What doesn't kill you...

-- Growing Horns --

Stijn Daneels

Album genres:
Sludge metal
Doom Metal
Album artists:
Dafus Demon Vocals
Wim Vekeman Bass
Didier Cottenies Guitar
Sven Caes Guitar
Simon Vandoom Drums

Review written by Stijn "Metal Shredder" Daneels.


2 years ago, during the inaugural edition of the Doomsday festival in Zwevegem I first encountered this up and coming act called Growing Horns. Over the past couple of years I kept in touch with the band and frequently saw them perform in various venues in and around my local area. While I’ve always enjoyed Growing Horns perform live, I was getting more and more curious to get some recorded material in my shredding hands. And now that time has finally come…


“The Nobility of Pain” is the debut EP of the Belgian doom/sludge metal band Growing Horns after their formation in 2015. It’s an independent, 5-track release, personally sent to us by the band’s vocalist Dafus Demon. Thank you very much!

While Growing Horns may feel like a regular doom metal band at first but there are plenty of things that make this particular band stand out from many of its other brethren. First off, Growing Horns put a lot of emphasis on bass, adding a thunderous groove to their sound. In addition, there’s also much melody in the guitar-department and plenty of variety in terms of speed and overall feel, with certain parts on the EP having marching, groove metal inspired shredding while other sections feature the typically drawn-out doom riffs and finally there are the several psychedelic sludge parts.

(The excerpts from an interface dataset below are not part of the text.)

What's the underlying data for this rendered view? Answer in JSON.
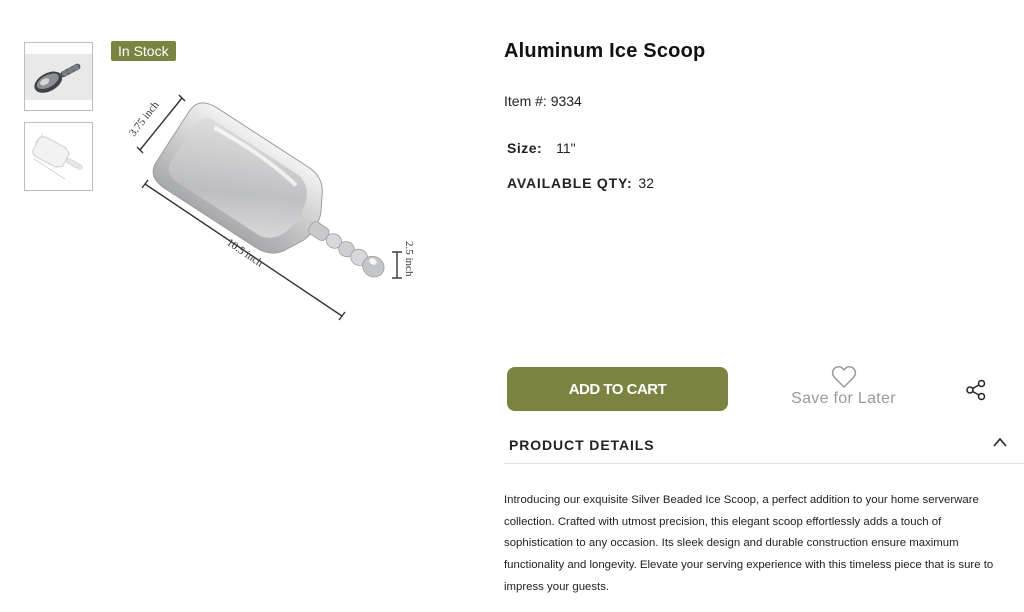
{
  "gallery": {
    "badge": "In Stock",
    "dimension_labels": {
      "width": "3.75 inch",
      "length": "10.5 inch",
      "height": "2.5 inch"
    }
  },
  "product": {
    "title": "Aluminum Ice Scoop",
    "item_label": "Item #:",
    "item_number": "9334",
    "size_label": "Size:",
    "size_value": "11\"",
    "qty_label": "AVAILABLE QTY:",
    "qty_value": "32"
  },
  "actions": {
    "add_to_cart": "ADD TO CART",
    "save_for_later": "Save for Later"
  },
  "details": {
    "header": "PRODUCT DETAILS",
    "description": "Introducing our exquisite Silver Beaded Ice Scoop, a perfect addition to your home serverware collection. Crafted with utmost precision, this elegant scoop effortlessly adds a touch of sophistication to any occasion. Its sleek design and durable construction ensure maximum functionality and longevity. Elevate your serving experience with this timeless piece that is sure to impress your guests."
  },
  "colors": {
    "accent": "#7b8340",
    "muted_text": "#9a9a9a",
    "divider": "#e2e2e2"
  },
  "icons": {
    "save": "heart-icon",
    "share": "share-icon",
    "collapse": "chevron-up-icon"
  }
}
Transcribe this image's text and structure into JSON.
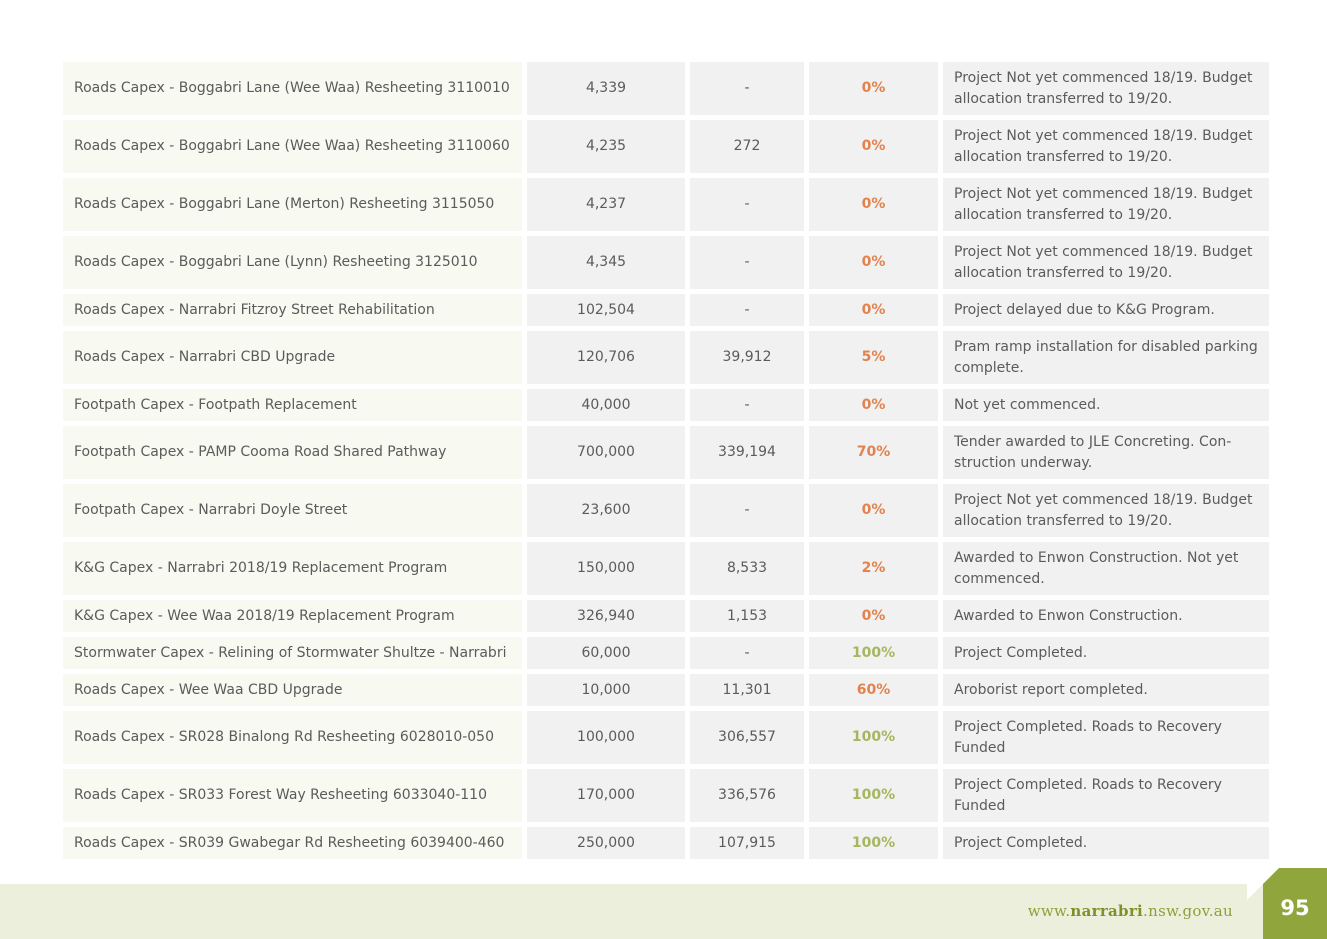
{
  "rows": [
    {
      "project": "Roads Capex - Boggabri Lane (Wee Waa) Resheeting 3110010",
      "budget": "4,339",
      "actual": "-",
      "percent": "0%",
      "comment": "Project Not yet commenced 18/19. Budget allocation transferred to 19/20."
    },
    {
      "project": "Roads Capex - Boggabri Lane (Wee Waa) Resheeting 3110060",
      "budget": "4,235",
      "actual": "272",
      "percent": "0%",
      "comment": "Project Not yet commenced 18/19. Budget allocation transferred to 19/20."
    },
    {
      "project": "Roads Capex - Boggabri Lane (Merton) Resheeting 3115050",
      "budget": "4,237",
      "actual": "-",
      "percent": "0%",
      "comment": "Project Not yet commenced 18/19. Budget allocation transferred to 19/20."
    },
    {
      "project": "Roads Capex - Boggabri Lane (Lynn) Resheeting 3125010",
      "budget": "4,345",
      "actual": "-",
      "percent": "0%",
      "comment": "Project Not yet commenced 18/19. Budget allocation transferred to 19/20."
    },
    {
      "project": "Roads Capex - Narrabri Fitzroy Street Rehabilitation",
      "budget": "102,504",
      "actual": "-",
      "percent": "0%",
      "comment": "Project delayed due to K&G Program."
    },
    {
      "project": "Roads Capex - Narrabri CBD Upgrade",
      "budget": "120,706",
      "actual": "39,912",
      "percent": "5%",
      "comment": "Pram ramp installation for disabled parking complete."
    },
    {
      "project": "Footpath Capex - Footpath Replacement",
      "budget": "40,000",
      "actual": "-",
      "percent": "0%",
      "comment": "Not yet commenced."
    },
    {
      "project": "Footpath Capex - PAMP Cooma Road Shared Pathway",
      "budget": "700,000",
      "actual": "339,194",
      "percent": "70%",
      "comment": "Tender awarded to JLE Concreting. Con-struction underway."
    },
    {
      "project": "Footpath Capex - Narrabri Doyle Street",
      "budget": "23,600",
      "actual": "-",
      "percent": "0%",
      "comment": "Project Not yet commenced 18/19. Budget allocation transferred to 19/20."
    },
    {
      "project": "K&G Capex - Narrabri 2018/19 Replacement Program",
      "budget": "150,000",
      "actual": "8,533",
      "percent": "2%",
      "comment": "Awarded to Enwon Construction. Not yet commenced."
    },
    {
      "project": "K&G Capex - Wee Waa 2018/19 Replacement Program",
      "budget": "326,940",
      "actual": "1,153",
      "percent": "0%",
      "comment": "Awarded to Enwon Construction."
    },
    {
      "project": "Stormwater Capex - Relining of Stormwater Shultze - Narrabri",
      "budget": "60,000",
      "actual": "-",
      "percent": "100%",
      "comment": "Project Completed."
    },
    {
      "project": "Roads Capex - Wee Waa CBD Upgrade",
      "budget": "10,000",
      "actual": "11,301",
      "percent": "60%",
      "comment": "Aroborist report completed."
    },
    {
      "project": "Roads Capex - SR028 Binalong Rd Resheeting 6028010-050",
      "budget": "100,000",
      "actual": "306,557",
      "percent": "100%",
      "comment": "Project Completed. Roads to Recovery Funded"
    },
    {
      "project": "Roads Capex - SR033 Forest Way Resheeting 6033040-110",
      "budget": "170,000",
      "actual": "336,576",
      "percent": "100%",
      "comment": "Project Completed. Roads to Recovery Funded"
    },
    {
      "project": "Roads Capex - SR039 Gwabegar Rd Resheeting 6039400-460",
      "budget": "250,000",
      "actual": "107,915",
      "percent": "100%",
      "comment": "Project Completed."
    }
  ],
  "footer": {
    "url_prefix": "www.",
    "url_brand": "narrabri",
    "url_suffix": ".nsw.gov.au",
    "page_number": "95"
  },
  "colors": {
    "percent_in_progress": "#e2834f",
    "percent_complete": "#a5b65f",
    "accent_green": "#90a53c"
  }
}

There aren’t a lot of vocals in those tracks and when vocalist Dafus does come up, his style mainly consists of whispering, hissing, growling and other demonic sounds. His voice is often heard in the background with the bass, drums and guitars taking center-stage. To great effect, not because Dafus is a poor vocalist (far from it), but because his crispy voice further adds to the dark and brooding atmosphere of Growing Horns’ sound. Like an infernal priest reading hellish incantations over the furiously pounding beats or the whispers of a dying man in a post-apocalyptic world.


Pain is the central theme on Growing Horns’ debut EP. Physical and mental pain, social oppression and cynicism towards the world are all represented here with the EP’s ending song “2084” paying homage to George Orwell’s iconic dystopian novel 1984. The EP’s cover art features references to the EP’s five songs as well as the band’s multi-horned ram-headed mascot ready to butcher an angel. The whole cover is drawn in black & brown and looks very comic-book like. I certainly enjoy the artistic style of this cover.


2084 is my personal favorite tune on the album. Starting off with a weary sense of doom but gradually getting more upbeat and eventually exploding into a beautiful dual guitar solo and finally with some peaceful piano tunes. It’s like the people of Oceania finally fighting and successfully destroying the oppressive Ingsoc regime, earning their freedom. Just like in the iconic Apple Macintouch Super Bowl commercial.

Personally I did feel that the songs “We’re All Made Of Scars,” and “Butcher’s Blues” took a bit too long to get started. Both songs begin with a minute-long ambient section and feel unnecessary. Good thing both tracks get to their juicy meat straight thereafter.


8 hammer throws out of 10. Growing Horns takes the tried-and-true doom and sludge formulas and injects them with a very healthy dose of melody, pacing and atmosphere. Add to that an awesome lot of bass and spices of thrash, death and groove metal and you’ve got one horny package! So enjoy “2084” and let us all work together to make sure 2084 won’t be like 2084.